even fewer resources exist for those who straddle both American
and Asian communities and face unique challenges: “How do you
educate people who grew up with Asian culture but also American
Immigrant parents often do not know what it is like to grow up
as a racial minority and can’t fully relate to the racism that their
children grow up with in the United States, Yeung said. Mainstream
youth-serving organizations and after-school programs often aren’t
culturally competent, Yeung said, particularly with Asian cultures.
API women in particular are often targeted with verbal harassment
in a combination of stereotypical racism and sexism. “Asian
American women are told they work in massage parlors or are sex
workers,” Shenoy said. “They are demoralized and don’t know what
to do.” Also common are comments that commodify and objectify
the bodies of women of color as “exotic.”
Park views all of her experiences with misogyny and sexism as
racialized ones. “As a girl, (these experiences) taught me that anyone
has the right to obstruct my public space, comment on my body,
clothes or appearance, and that those were my value,” she said.
The Hollaback movement is working hard to change this reality
for women and LGBT individuals, as well as the wider perception
that street harassment is a small issue, a mere annoyance. “It’s important
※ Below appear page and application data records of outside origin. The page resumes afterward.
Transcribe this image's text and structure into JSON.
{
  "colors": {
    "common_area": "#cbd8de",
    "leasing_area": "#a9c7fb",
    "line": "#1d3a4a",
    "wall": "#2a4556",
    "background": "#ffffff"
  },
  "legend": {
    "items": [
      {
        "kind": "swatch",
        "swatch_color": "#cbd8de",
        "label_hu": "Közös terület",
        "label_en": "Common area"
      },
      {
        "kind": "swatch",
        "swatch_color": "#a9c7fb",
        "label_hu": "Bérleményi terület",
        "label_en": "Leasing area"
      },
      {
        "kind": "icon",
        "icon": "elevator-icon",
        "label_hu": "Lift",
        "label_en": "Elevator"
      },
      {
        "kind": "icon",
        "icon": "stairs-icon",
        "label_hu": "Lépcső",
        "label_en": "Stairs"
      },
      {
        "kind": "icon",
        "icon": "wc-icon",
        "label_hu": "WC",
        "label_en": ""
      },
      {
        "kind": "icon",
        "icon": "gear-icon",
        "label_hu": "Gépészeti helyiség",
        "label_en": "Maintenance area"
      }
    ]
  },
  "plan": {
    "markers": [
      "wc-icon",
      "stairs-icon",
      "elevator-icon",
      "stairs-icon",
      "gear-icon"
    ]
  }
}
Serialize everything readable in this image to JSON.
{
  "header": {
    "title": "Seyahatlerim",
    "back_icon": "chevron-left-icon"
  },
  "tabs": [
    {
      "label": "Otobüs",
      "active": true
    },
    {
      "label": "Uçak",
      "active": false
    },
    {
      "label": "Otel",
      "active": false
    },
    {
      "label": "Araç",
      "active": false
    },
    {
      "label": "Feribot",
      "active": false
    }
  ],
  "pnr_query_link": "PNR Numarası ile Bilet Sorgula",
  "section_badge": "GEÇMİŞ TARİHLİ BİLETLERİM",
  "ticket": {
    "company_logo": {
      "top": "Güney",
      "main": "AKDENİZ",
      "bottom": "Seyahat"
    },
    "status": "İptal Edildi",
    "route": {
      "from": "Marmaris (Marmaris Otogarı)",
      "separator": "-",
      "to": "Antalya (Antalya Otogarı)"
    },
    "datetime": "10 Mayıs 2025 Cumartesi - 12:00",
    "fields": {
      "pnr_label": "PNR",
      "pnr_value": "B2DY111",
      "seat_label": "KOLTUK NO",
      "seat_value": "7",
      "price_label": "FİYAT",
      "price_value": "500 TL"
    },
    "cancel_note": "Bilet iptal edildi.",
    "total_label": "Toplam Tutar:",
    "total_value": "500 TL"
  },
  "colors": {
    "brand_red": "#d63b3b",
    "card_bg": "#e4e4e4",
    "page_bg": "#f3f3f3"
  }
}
to take a stance on something that may feel so small in the
grand scheme of things,” said Shenoy, who is also a staff attorney
at WEAVE (Women Empowered Against Violence) representing sexual
assault survivors. “If we don’t speak up about our safety walking
down the street or taking the Metro, then we allow others to take
that space away from us. We need to reclaim space.”
Technology has opened the door for progress in that goal, providing
“the ability to break down barriers and share experiences, to
address gender-based violence by sending a mass text,” Shenoy
said. Technology gives people what she calls a “voice of agency”
to “holler back,” or vocalize a response, in the face of harassment.
“Part of ‘hollering back’ is to find empowerment in a situation that
can feel like someone took away your dignity.”
The DC group hopes to grow offline and has held workshops
and outreach events as well as partnered with local self-defense
organizations. They also recently performed a community audit,
asking people on the street about when and where they feel safest
This August, Shenoy launched Collective Action for Safe Spaces
(collectiveactiondc.org), an umbrella organization against public
sexual harassment that includes the Holla Back DC! blog and Right-
Rides, a service set to launch next year offering free late-night rides
home for women and LGBT individuals from volunteers driving a
fleet of donated Zipcars.
Yeung is encouraged by the movement’s growth. “In this environment,
it’s hard enough for young Asian American women to find
their own authentic sexuality,” Yeung said. “Having people put their
stuff on you, literally and figuratively, while you’re just going about
your life makes it all the more difficult.”
And it gives ladies all the more reason to holla back.
Nicole Wong is a contributing editor at Hyphen.